On the day that Jesus and his disciples walked toward Jerusalem, Jesus understood that this was to be His last trip. It was to take place about a week before His Resurrection. As he was entering Jerusalem, people came running towards Him. They had heard that He had helped the blind and the sick and made a dead man come back to life. Riding a donkey was deemed to be a sign of peace not war. One by one, out of respect, they laid their coats on the ground for the donkey to step on. They ran to the nearby fields and trees and cut palm branches and laid them down on the path as well. However, as Jesus saw Jerusalem, it made Him sad that He came to help the people, but since no one realized that He was God they did not accept Him. We should learn from His disappointment. No matter how discouraged Jesus became—it never kept Him from doing what He believed was important to His followers. Despite what our feelings are towards others we should always be sensitive to their needs.
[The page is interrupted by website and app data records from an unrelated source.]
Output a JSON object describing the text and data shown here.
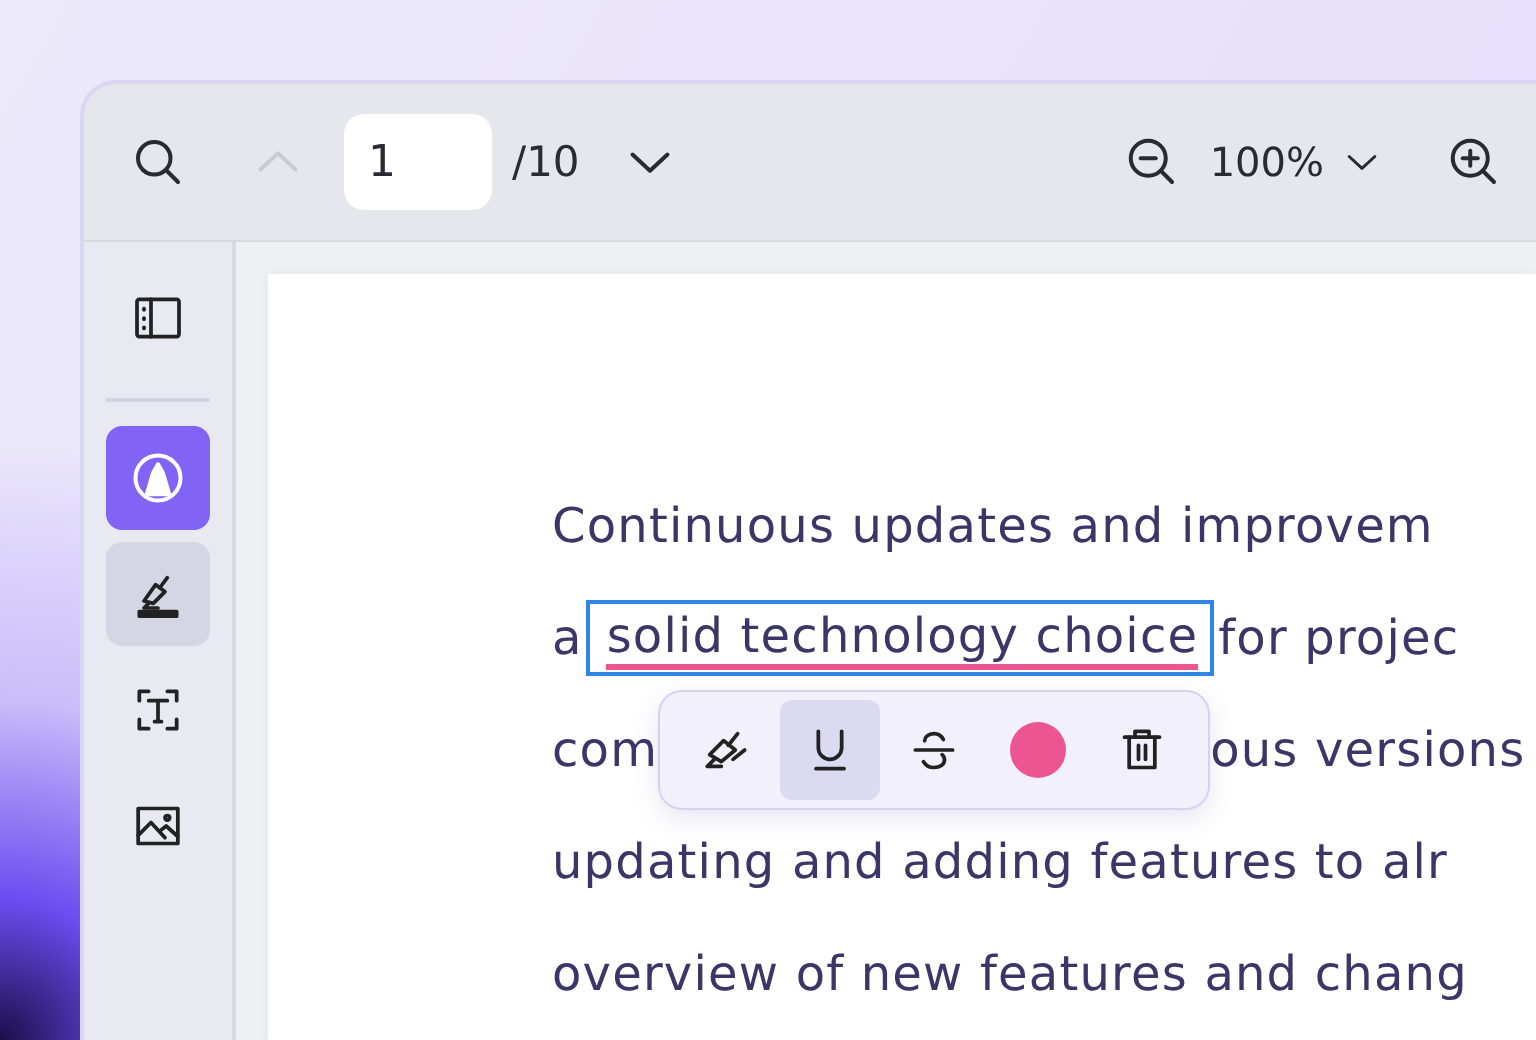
{
  "toolbar": {
    "page_up": {
      "disabled": true
    },
    "page_input": {
      "value": "1"
    },
    "page_total": "/10",
    "zoom": "100%"
  },
  "sidebar": {
    "items": [
      {
        "kind": "panel",
        "selected": false,
        "active": false
      },
      {
        "kind": "annotate",
        "selected": true,
        "active": false
      },
      {
        "kind": "highlight",
        "selected": false,
        "active": true
      },
      {
        "kind": "textbox",
        "selected": false,
        "active": false
      },
      {
        "kind": "image",
        "selected": false,
        "active": false
      }
    ]
  },
  "document": {
    "lines": [
      {
        "segments": [
          {
            "text": "Continuous updates and improvem",
            "kind": "plain"
          }
        ]
      },
      {
        "segments": [
          {
            "text": "a",
            "kind": "plain"
          },
          {
            "text": "solid technology choice",
            "kind": "annotated"
          },
          {
            "text": "for projec",
            "kind": "plain"
          }
        ]
      },
      {
        "segments": [
          {
            "text": "com",
            "kind": "plain"
          },
          {
            "kind": "popup"
          },
          {
            "text": "ous versions",
            "kind": "plain"
          }
        ]
      },
      {
        "segments": [
          {
            "text": "updating and adding features to alr",
            "kind": "plain"
          }
        ]
      },
      {
        "segments": [
          {
            "text": "overview of new features and chang",
            "kind": "plain"
          }
        ]
      }
    ]
  },
  "popup": {
    "tools": [
      {
        "kind": "highlight",
        "selected": false
      },
      {
        "kind": "underline",
        "selected": true
      },
      {
        "kind": "strikethrough",
        "selected": false
      },
      {
        "kind": "color",
        "color": "#ec5590"
      },
      {
        "kind": "delete",
        "selected": false
      }
    ]
  }
}
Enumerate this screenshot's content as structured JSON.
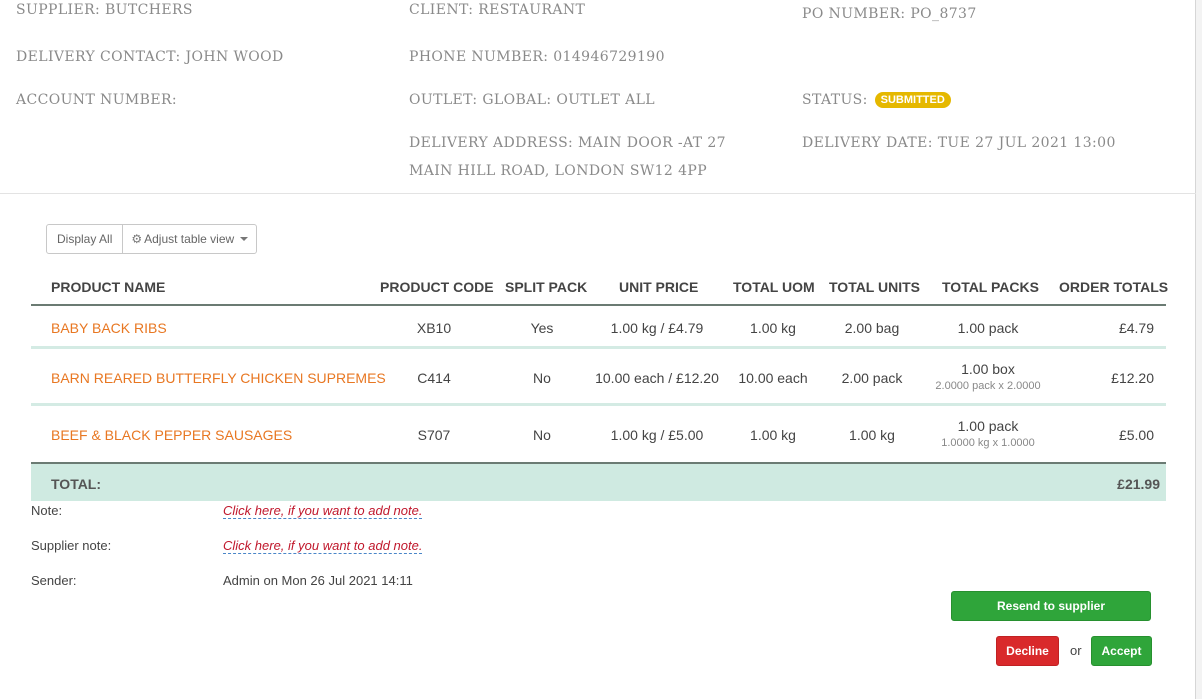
{
  "header": {
    "supplier": "SUPPLIER: BUTCHERS",
    "client": "CLIENT: RESTAURANT",
    "po_number": "PO NUMBER: PO_8737",
    "delivery_contact": "DELIVERY CONTACT: JOHN WOOD",
    "phone_number": "PHONE NUMBER: 014946729190",
    "account_number": "ACCOUNT NUMBER:",
    "outlet": "OUTLET: GLOBAL: OUTLET ALL",
    "status_label": "STATUS:",
    "status_badge": "SUBMITTED",
    "delivery_address_line1": "DELIVERY ADDRESS: MAIN DOOR -AT 27",
    "delivery_address_line2": "MAIN HILL ROAD, LONDON SW12 4PP",
    "delivery_date": "DELIVERY DATE: TUE 27 JUL 2021 13:00"
  },
  "toolbar": {
    "display_all": "Display All",
    "adjust_view": "Adjust table view"
  },
  "table": {
    "columns": [
      "PRODUCT NAME",
      "PRODUCT CODE",
      "SPLIT PACK",
      "UNIT PRICE",
      "TOTAL UOM",
      "TOTAL UNITS",
      "TOTAL PACKS",
      "ORDER TOTALS"
    ],
    "rows": [
      {
        "product_name": "BABY BACK RIBS",
        "product_code": "XB10",
        "split_pack": "Yes",
        "unit_price": "1.00 kg / £4.79",
        "total_uom": "1.00 kg",
        "total_units": "2.00 bag",
        "total_packs": "1.00 pack",
        "total_packs_sub": "",
        "order_total": "£4.79"
      },
      {
        "product_name": "BARN REARED BUTTERFLY CHICKEN SUPREMES",
        "product_code": "C414",
        "split_pack": "No",
        "unit_price": "10.00 each / £12.20",
        "total_uom": "10.00 each",
        "total_units": "2.00 pack",
        "total_packs": "1.00 box",
        "total_packs_sub": "2.0000 pack x 2.0000",
        "order_total": "£12.20"
      },
      {
        "product_name": "BEEF & BLACK PEPPER SAUSAGES",
        "product_code": "S707",
        "split_pack": "No",
        "unit_price": "1.00 kg / £5.00",
        "total_uom": "1.00 kg",
        "total_units": "1.00 kg",
        "total_packs": "1.00 pack",
        "total_packs_sub": "1.0000 kg x 1.0000",
        "order_total": "£5.00"
      }
    ],
    "total_label": "TOTAL:",
    "total_value": "£21.99"
  },
  "notes": {
    "note_label": "Note:",
    "note_link": "Click here, if you want to add note.",
    "supplier_note_label": "Supplier note:",
    "supplier_note_link": "Click here, if you want to add note.",
    "sender_label": "Sender:",
    "sender_value": "Admin on Mon 26 Jul 2021 14:11"
  },
  "actions": {
    "resend": "Resend to supplier",
    "decline": "Decline",
    "or": "or",
    "accept": "Accept"
  },
  "colors": {
    "accent_orange": "#e87722",
    "badge_yellow": "#e5b800",
    "total_bar": "#cfeae1",
    "button_green": "#2fa53a",
    "button_red": "#d9292b"
  }
}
This is one of my favorite times of year—it is a cleansing and a chance to offer more of myself to others. The liturgy during those 40 days can be life changing. The beauty of Palm Sunday and the sharing of the palms is special. No matter how often my elderly grandparents were unable to attend Mass on that day—it was important that we shared our palms with them. And on Holy Saturday I have always looked forward to physically leaving church and coming back on Easter morning with a renewed feeling of beauty and peace. It is like a fresh beginning. Usually I attend an Easter sunrise service on the side of a mountain in La Crescenta, CA. As you sit on the grass and listen to the liturgy and music watching the sun come up—you feel as though you have in many ways been reborn and have a chance to restart your faith in getting closer to achieving God’s plan for you. It is as if all is right with the world.
I wish each of you my BVM sisters and associates all the blessings that God offers you.